|left||Tellico is a catalogue application, making it easy to track your books, videos, music, even your wine and anything else. A simple and intuitive interface shows cover images, groupings, and any detail you want. Grab information from many popular Internet sites, including IMDB.com, Amazon.com, and many libraries.
Tellico is a part of KDE Extragear, in the Office module
At A Glance
The main window for Tellico looks something like:
Tellico can use a variety of templates for changing the formatting of the collection information.
Tellico is available for most Linux distributions, as well as the ports repository for the BSD variants. Please check your package manager to see if a package is available there.
Links to many of the packages are listed on the Tellico download page.
Compiling Tellico from the source code requires installing several development packages.
For Ubuntu/Kubuntu there are unofficial packages available in a PPA.
- The Tellico website is http://tellico-project.org
- The Tellico user documentation is also available online.
- Questions and comments can be sent to the tellico-users mailing list.
- You can also post a message in Tellico forum.
Bug reports for Tellico use KDE's bugzilla.
Tellico use XSL files for templates, reports, import, processing data source and export. XSL files apply on XML data. The Tellico's DTD will give you the exact name of fields (because Tellico displays translated titles instead of names). Common places for this file are /usr/share/tellico/tellico.dtd or /usr/share/kde4/apps/tellico/tellico.dtd Beware that Tellico use libxslt1.1 which implement XPath 1.0 functions only. Fortunately, you can use EXSLT extensions.
Basical XSLT for transforming export

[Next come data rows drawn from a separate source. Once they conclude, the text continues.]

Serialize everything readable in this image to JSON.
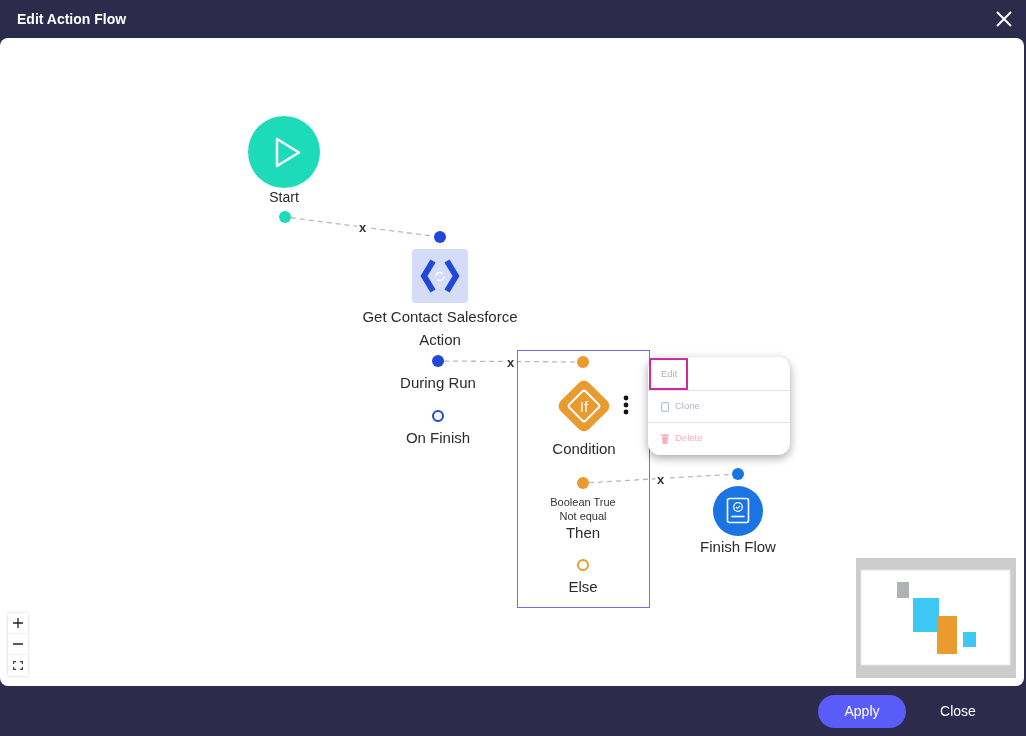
{
  "window": {
    "title": "Edit Action Flow"
  },
  "canvas": {
    "nodes": [
      {
        "kind": "start",
        "label": "Start",
        "color": "#1ddbb8",
        "selected": false,
        "outputs": [
          {
            "connected": true
          }
        ]
      },
      {
        "kind": "action",
        "label": "Get Contact Salesforce Action",
        "color": "#2148d8",
        "selected": false,
        "input": {
          "connected": true
        },
        "outputs": [
          {
            "label": "During Run",
            "connected": true
          },
          {
            "label": "On Finish",
            "connected": false
          }
        ]
      },
      {
        "kind": "condition",
        "label": "Condition",
        "icon_text": "If",
        "color": "#e99b2f",
        "selected": true,
        "input": {
          "connected": true
        },
        "outputs": [
          {
            "details": [
              "Boolean True",
              "Not equal"
            ],
            "label": "Then",
            "connected": true
          },
          {
            "label": "Else",
            "connected": false
          }
        ],
        "menu": {
          "items": [
            {
              "kind": "edit",
              "label": "Edit",
              "selected": true
            },
            {
              "kind": "clone",
              "label": "Clone",
              "selected": false
            },
            {
              "kind": "delete",
              "label": "Delete",
              "selected": false
            }
          ]
        }
      },
      {
        "kind": "finish",
        "label": "Finish Flow",
        "color": "#1b74e4",
        "selected": false,
        "input": {
          "connected": true
        }
      }
    ],
    "edges": [
      {
        "label": "x"
      },
      {
        "label": "x"
      },
      {
        "label": "x"
      }
    ]
  },
  "footer": {
    "buttons": [
      {
        "kind": "primary",
        "label": "Apply"
      },
      {
        "kind": "secondary",
        "label": "Close"
      }
    ]
  }
}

First, do an XML export. The file will serve as a reference for testing. Testing will be easier if you install an XSLT processor (xsltproc is available on every distribution). Then write an xsl stylesheet. Here's a basic one :

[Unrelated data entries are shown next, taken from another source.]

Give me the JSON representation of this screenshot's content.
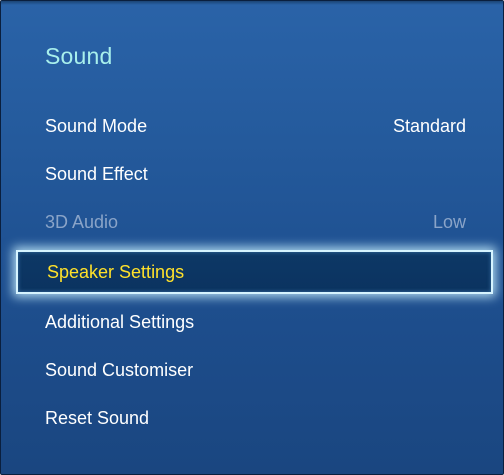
{
  "menu": {
    "title": "Sound",
    "items": [
      {
        "label": "Sound Mode",
        "value": "Standard",
        "state": "normal"
      },
      {
        "label": "Sound Effect",
        "value": "",
        "state": "normal"
      },
      {
        "label": "3D Audio",
        "value": "Low",
        "state": "disabled"
      },
      {
        "label": "Speaker Settings",
        "value": "",
        "state": "selected"
      },
      {
        "label": "Additional Settings",
        "value": "",
        "state": "normal"
      },
      {
        "label": "Sound Customiser",
        "value": "",
        "state": "normal"
      },
      {
        "label": "Reset Sound",
        "value": "",
        "state": "normal"
      }
    ]
  },
  "colors": {
    "panel_background": "#245a9c",
    "title_color": "#a8f0ec",
    "selected_text": "#ffe12a",
    "disabled_text": "#8aa4c8",
    "selected_border": "#d6f4ff"
  }
}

1 <?xml version="1.0" encoding="UTF-8"?> 2 <xsl:stylesheet xmlns:xsl="http://www.w3.org/1999/XSL/Transform" 3 xmlns:tc="http://periapsis.org/tellico/" 4 version="1.0"> 5 <xsl:output method="xml" version="1.0" encoding="UTF-8" indent="yes"/> 6 7 <xsl:template match="/"> 8 <xsl:apply-templates select="tc:tellico"/> 9 </xsl:template> 10 11 <xsl:template match="tc:tellico"> 12 <xsl:apply-templates select="tc:collection"/> 13 </xsl:template> 14 15 <!-- about your collection --> 16 <xsl:template match="tc:collection"> 17 <books><!-- sample xml output --> 18 <xsl:apply-templates select="tc:entry"/> 19 <books> 20 </xsl:template> 21 22 <!-- transform each entry --> 23 <xsl:template match="tc:entry"> 24 <book><!-- sample xml output --> 25 <title><xsl:value-of select="title"/></title> 26 <!-- other fields --> 27 </book> 28 </xsl:template> 29 30 </xsl:stylesheet>
Default fields in use for import

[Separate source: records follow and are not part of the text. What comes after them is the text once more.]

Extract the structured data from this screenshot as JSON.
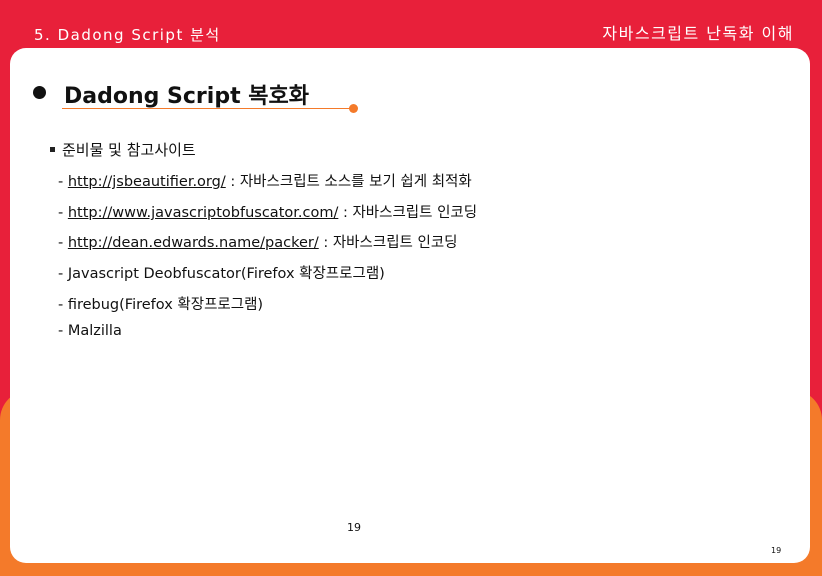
{
  "header": {
    "section": "5. Dadong Script 분석",
    "topic": "자바스크립트 난독화 이해"
  },
  "slide": {
    "title": "Dadong Script 복호화",
    "section_heading": "준비물 및 참고사이트",
    "items": [
      {
        "prefix": "- ",
        "link": "http://jsbeautifier.org/",
        "text": " : 자바스크립트 소스를 보기 쉽게 최적화"
      },
      {
        "prefix": "- ",
        "link": "http://www.javascriptobfuscator.com/",
        "text": " : 자바스크립트 인코딩"
      },
      {
        "prefix": "- ",
        "link": "http://dean.edwards.name/packer/",
        "text": " : 자바스크립트 인코딩"
      },
      {
        "prefix": "- ",
        "link": "",
        "text": "Javascript Deobfuscator(Firefox 확장프로그램)"
      },
      {
        "prefix": "- ",
        "link": "",
        "text": "firebug(Firefox 확장프로그램)"
      },
      {
        "prefix": "- ",
        "link": "",
        "text": "Malzilla"
      }
    ]
  },
  "page_number": "19",
  "page_number_corner": "19",
  "colors": {
    "frame_red": "#e8203a",
    "frame_orange": "#f47a2a",
    "text": "#111111"
  }
}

If you want to extend Tellico, you will certainly modify its XSLT processing files. To do this you will need the name of fields from the DTD, but current xsl files use several other names specific of collections and data sources. Using these default names for fields will makes your XSLT more compatible with others (for example "dewey" and "loc" are used for several data sources).
The list is built at Tellico/DefaultFields